§ What is being asked
Each entry should be copied as it stands, leaving the pictures behind.

§ Records provided
--- START ---
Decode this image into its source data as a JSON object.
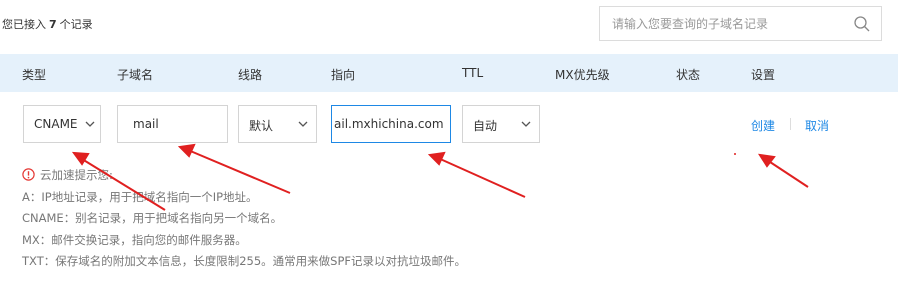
{
  "header": {
    "count_prefix": "您已接入",
    "count_value": "7",
    "count_suffix": "个记录",
    "search_placeholder": "请输入您要查询的子域名记录"
  },
  "columns": [
    "类型",
    "子域名",
    "线路",
    "指向",
    "TTL",
    "MX优先级",
    "状态",
    "设置"
  ],
  "form": {
    "type_value": "CNAME",
    "subdomain_value": "mail",
    "line_value": "默认",
    "target_value": "ail.mxhichina.com",
    "ttl_value": "自动",
    "create_label": "创建",
    "cancel_label": "取消"
  },
  "tips": {
    "title": "云加速提示您:",
    "lines": [
      "A：IP地址记录，用于把域名指向一个IP地址。",
      "CNAME：别名记录，用于把域名指向另一个域名。",
      "MX：邮件交换记录，指向您的邮件服务器。",
      "TXT：保存域名的附加文本信息，长度限制255。通常用来做SPF记录以对抗垃圾邮件。"
    ]
  },
  "colors": {
    "header_bg": "#e5f1fb",
    "link": "#1e88e5",
    "warn": "#e53935",
    "annotation_arrow": "#e02020"
  },
  "icons": {
    "search": "search-icon",
    "dropdown": "chevron-down-icon",
    "warning": "exclamation-circle-icon"
  }
}
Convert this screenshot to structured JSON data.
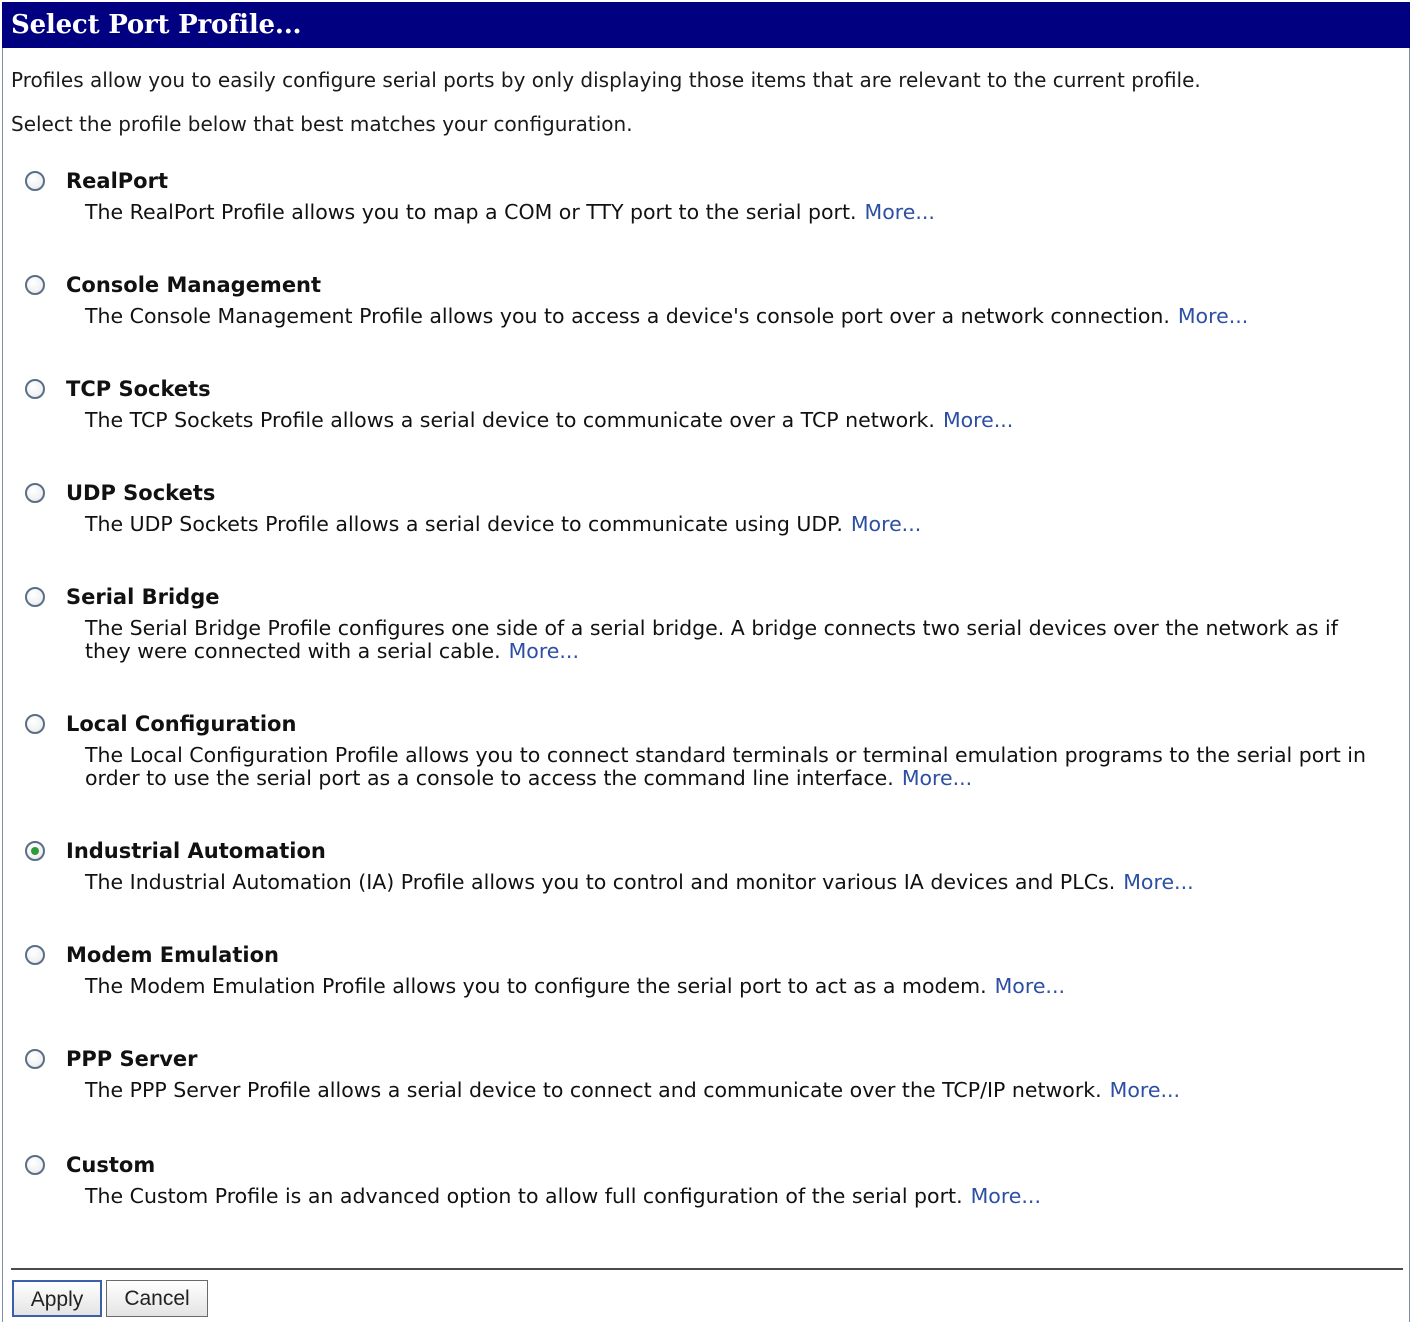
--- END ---
§ Solution to this exercise
Decode this image into its source data as a JSON object.
{
  "header": {
    "count_prefix": "您已接入",
    "count_value": "7",
    "count_suffix": "个记录",
    "search_placeholder": "请输入您要查询的子域名记录"
  },
  "columns": [
    "类型",
    "子域名",
    "线路",
    "指向",
    "TTL",
    "MX优先级",
    "状态",
    "设置"
  ],
  "form": {
    "type_value": "CNAME",
    "subdomain_value": "mail",
    "line_value": "默认",
    "target_value": "ail.mxhichina.com",
    "ttl_value": "自动",
    "create_label": "创建",
    "cancel_label": "取消"
  },
  "tips": {
    "title": "云加速提示您:",
    "lines": [
      "A：IP地址记录，用于把域名指向一个IP地址。",
      "CNAME：别名记录，用于把域名指向另一个域名。",
      "MX：邮件交换记录，指向您的邮件服务器。",
      "TXT：保存域名的附加文本信息，长度限制255。通常用来做SPF记录以对抗垃圾邮件。"
    ]
  },
  "colors": {
    "header_bg": "#e5f1fb",
    "link": "#1e88e5",
    "warn": "#e53935",
    "annotation_arrow": "#e02020"
  },
  "icons": {
    "search": "search-icon",
    "dropdown": "chevron-down-icon",
    "warning": "exclamation-circle-icon"
  }
}
Convert this screenshot to structured JSON data.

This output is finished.